Task directions: Please restate the data word for word, leaving out no line.

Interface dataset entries
....
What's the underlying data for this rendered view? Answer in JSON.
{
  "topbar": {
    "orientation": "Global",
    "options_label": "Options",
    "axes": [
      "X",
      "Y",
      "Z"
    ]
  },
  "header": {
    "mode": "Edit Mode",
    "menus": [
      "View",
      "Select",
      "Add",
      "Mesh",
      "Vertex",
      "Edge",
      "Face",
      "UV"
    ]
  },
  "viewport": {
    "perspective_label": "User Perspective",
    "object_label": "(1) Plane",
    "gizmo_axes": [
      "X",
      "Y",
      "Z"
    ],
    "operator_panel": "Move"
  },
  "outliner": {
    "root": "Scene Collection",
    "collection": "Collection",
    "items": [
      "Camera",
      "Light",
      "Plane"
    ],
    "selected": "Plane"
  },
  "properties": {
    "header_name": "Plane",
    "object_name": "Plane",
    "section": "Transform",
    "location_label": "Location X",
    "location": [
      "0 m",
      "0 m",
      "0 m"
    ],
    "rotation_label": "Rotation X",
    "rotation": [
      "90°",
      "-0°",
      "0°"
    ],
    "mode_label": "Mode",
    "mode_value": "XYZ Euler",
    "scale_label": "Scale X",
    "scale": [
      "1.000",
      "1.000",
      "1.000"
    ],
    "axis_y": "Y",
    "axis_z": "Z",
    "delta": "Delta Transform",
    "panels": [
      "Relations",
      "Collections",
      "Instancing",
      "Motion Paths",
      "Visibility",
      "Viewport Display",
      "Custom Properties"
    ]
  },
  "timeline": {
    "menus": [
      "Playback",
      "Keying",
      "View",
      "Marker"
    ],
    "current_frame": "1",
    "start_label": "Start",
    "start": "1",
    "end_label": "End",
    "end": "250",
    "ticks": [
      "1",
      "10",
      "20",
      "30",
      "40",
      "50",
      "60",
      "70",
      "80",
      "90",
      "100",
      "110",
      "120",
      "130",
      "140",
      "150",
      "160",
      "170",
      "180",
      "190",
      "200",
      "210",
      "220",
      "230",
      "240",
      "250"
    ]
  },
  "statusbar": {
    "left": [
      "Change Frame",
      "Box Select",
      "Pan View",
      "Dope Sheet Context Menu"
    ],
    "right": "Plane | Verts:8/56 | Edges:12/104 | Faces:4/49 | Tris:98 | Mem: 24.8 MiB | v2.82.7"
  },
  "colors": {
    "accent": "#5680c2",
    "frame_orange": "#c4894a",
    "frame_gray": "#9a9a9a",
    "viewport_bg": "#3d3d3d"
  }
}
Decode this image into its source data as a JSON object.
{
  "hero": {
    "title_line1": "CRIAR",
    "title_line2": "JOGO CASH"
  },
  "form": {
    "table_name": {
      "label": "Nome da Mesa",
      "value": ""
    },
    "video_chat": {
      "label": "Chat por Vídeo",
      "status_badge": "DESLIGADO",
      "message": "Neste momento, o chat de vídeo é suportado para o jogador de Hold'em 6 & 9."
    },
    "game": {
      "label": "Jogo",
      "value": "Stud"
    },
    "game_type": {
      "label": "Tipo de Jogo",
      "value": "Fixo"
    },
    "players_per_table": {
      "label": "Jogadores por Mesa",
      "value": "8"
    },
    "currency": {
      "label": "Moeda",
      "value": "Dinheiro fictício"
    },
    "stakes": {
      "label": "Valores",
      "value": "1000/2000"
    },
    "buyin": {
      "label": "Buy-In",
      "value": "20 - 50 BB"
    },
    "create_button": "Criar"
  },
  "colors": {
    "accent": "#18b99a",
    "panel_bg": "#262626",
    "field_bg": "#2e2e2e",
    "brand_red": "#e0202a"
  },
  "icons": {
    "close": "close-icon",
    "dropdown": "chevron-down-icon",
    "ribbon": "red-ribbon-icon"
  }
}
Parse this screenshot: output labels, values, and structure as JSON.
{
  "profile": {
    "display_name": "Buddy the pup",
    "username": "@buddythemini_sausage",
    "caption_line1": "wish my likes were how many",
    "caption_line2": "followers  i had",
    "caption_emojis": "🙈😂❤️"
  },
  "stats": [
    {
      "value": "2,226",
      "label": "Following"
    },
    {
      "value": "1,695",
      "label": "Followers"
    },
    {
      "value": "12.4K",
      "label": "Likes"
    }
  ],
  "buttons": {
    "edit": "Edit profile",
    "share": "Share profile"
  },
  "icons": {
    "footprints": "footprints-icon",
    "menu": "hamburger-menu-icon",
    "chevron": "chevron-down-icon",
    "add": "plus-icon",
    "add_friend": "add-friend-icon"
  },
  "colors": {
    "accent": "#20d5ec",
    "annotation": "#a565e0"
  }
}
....
Written solution:
What's the underlying data for this rendered view? Answer in JSON.
{
  "topbar": {
    "orientation": "Global",
    "options_label": "Options",
    "axes": [
      "X",
      "Y",
      "Z"
    ]
  },
  "header": {
    "mode": "Edit Mode",
    "menus": [
      "View",
      "Select",
      "Add",
      "Mesh",
      "Vertex",
      "Edge",
      "Face",
      "UV"
    ]
  },
  "viewport": {
    "perspective_label": "User Perspective",
    "object_label": "(1) Plane",
    "gizmo_axes": [
      "X",
      "Y",
      "Z"
    ],
    "operator_panel": "Move"
  },
  "outliner": {
    "root": "Scene Collection",
    "collection": "Collection",
    "items": [
      "Camera",
      "Light",
      "Plane"
    ],
    "selected": "Plane"
  },
  "properties": {
    "header_name": "Plane",
    "object_name": "Plane",
    "section": "Transform",
    "location_label": "Location X",
    "location": [
      "0 m",
      "0 m",
      "0 m"
    ],
    "rotation_label": "Rotation X",
    "rotation": [
      "90°",
      "-0°",
      "0°"
    ],
    "mode_label": "Mode",
    "mode_value": "XYZ Euler",
    "scale_label": "Scale X",
    "scale": [
      "1.000",
      "1.000",
      "1.000"
    ],
    "axis_y": "Y",
    "axis_z": "Z",
    "delta": "Delta Transform",
    "panels": [
      "Relations",
      "Collections",
      "Instancing",
      "Motion Paths",
      "Visibility",
      "Viewport Display",
      "Custom Properties"
    ]
  },
  "timeline": {
    "menus": [
      "Playback",
      "Keying",
      "View",
      "Marker"
    ],
    "current_frame": "1",
    "start_label": "Start",
    "start": "1",
    "end_label": "End",
    "end": "250",
    "ticks": [
      "1",
      "10",
      "20",
      "30",
      "40",
      "50",
      "60",
      "70",
      "80",
      "90",
      "100",
      "110",
      "120",
      "130",
      "140",
      "150",
      "160",
      "170",
      "180",
      "190",
      "200",
      "210",
      "220",
      "230",
      "240",
      "250"
    ]
  },
  "statusbar": {
    "left": [
      "Change Frame",
      "Box Select",
      "Pan View",
      "Dope Sheet Context Menu"
    ],
    "right": "Plane | Verts:8/56 | Edges:12/104 | Faces:4/49 | Tris:98 | Mem: 24.8 MiB | v2.82.7"
  },
  "colors": {
    "accent": "#5680c2",
    "frame_orange": "#c4894a",
    "frame_gray": "#9a9a9a",
    "viewport_bg": "#3d3d3d"
  }
}
Decode this image into its source data as a JSON object.
{
  "hero": {
    "title_line1": "CRIAR",
    "title_line2": "JOGO CASH"
  },
  "form": {
    "table_name": {
      "label": "Nome da Mesa",
      "value": ""
    },
    "video_chat": {
      "label": "Chat por Vídeo",
      "status_badge": "DESLIGADO",
      "message": "Neste momento, o chat de vídeo é suportado para o jogador de Hold'em 6 & 9."
    },
    "game": {
      "label": "Jogo",
      "value": "Stud"
    },
    "game_type": {
      "label": "Tipo de Jogo",
      "value": "Fixo"
    },
    "players_per_table": {
      "label": "Jogadores por Mesa",
      "value": "8"
    },
    "currency": {
      "label": "Moeda",
      "value": "Dinheiro fictício"
    },
    "stakes": {
      "label": "Valores",
      "value": "1000/2000"
    },
    "buyin": {
      "label": "Buy-In",
      "value": "20 - 50 BB"
    },
    "create_button": "Criar"
  },
  "colors": {
    "accent": "#18b99a",
    "panel_bg": "#262626",
    "field_bg": "#2e2e2e",
    "brand_red": "#e0202a"
  },
  "icons": {
    "close": "close-icon",
    "dropdown": "chevron-down-icon",
    "ribbon": "red-ribbon-icon"
  }
}
Parse this screenshot: output labels, values, and structure as JSON.
{
  "profile": {
    "display_name": "Buddy the pup",
    "username": "@buddythemini_sausage",
    "caption_line1": "wish my likes were how many",
    "caption_line2": "followers  i had",
    "caption_emojis": "🙈😂❤️"
  },
  "stats": [
    {
      "value": "2,226",
      "label": "Following"
    },
    {
      "value": "1,695",
      "label": "Followers"
    },
    {
      "value": "12.4K",
      "label": "Likes"
    }
  ],
  "buttons": {
    "edit": "Edit profile",
    "share": "Share profile"
  },
  "icons": {
    "footprints": "footprints-icon",
    "menu": "hamburger-menu-icon",
    "chevron": "chevron-down-icon",
    "add": "plus-icon",
    "add_friend": "add-friend-icon"
  },
  "colors": {
    "accent": "#20d5ec",
    "annotation": "#a565e0"
  }
}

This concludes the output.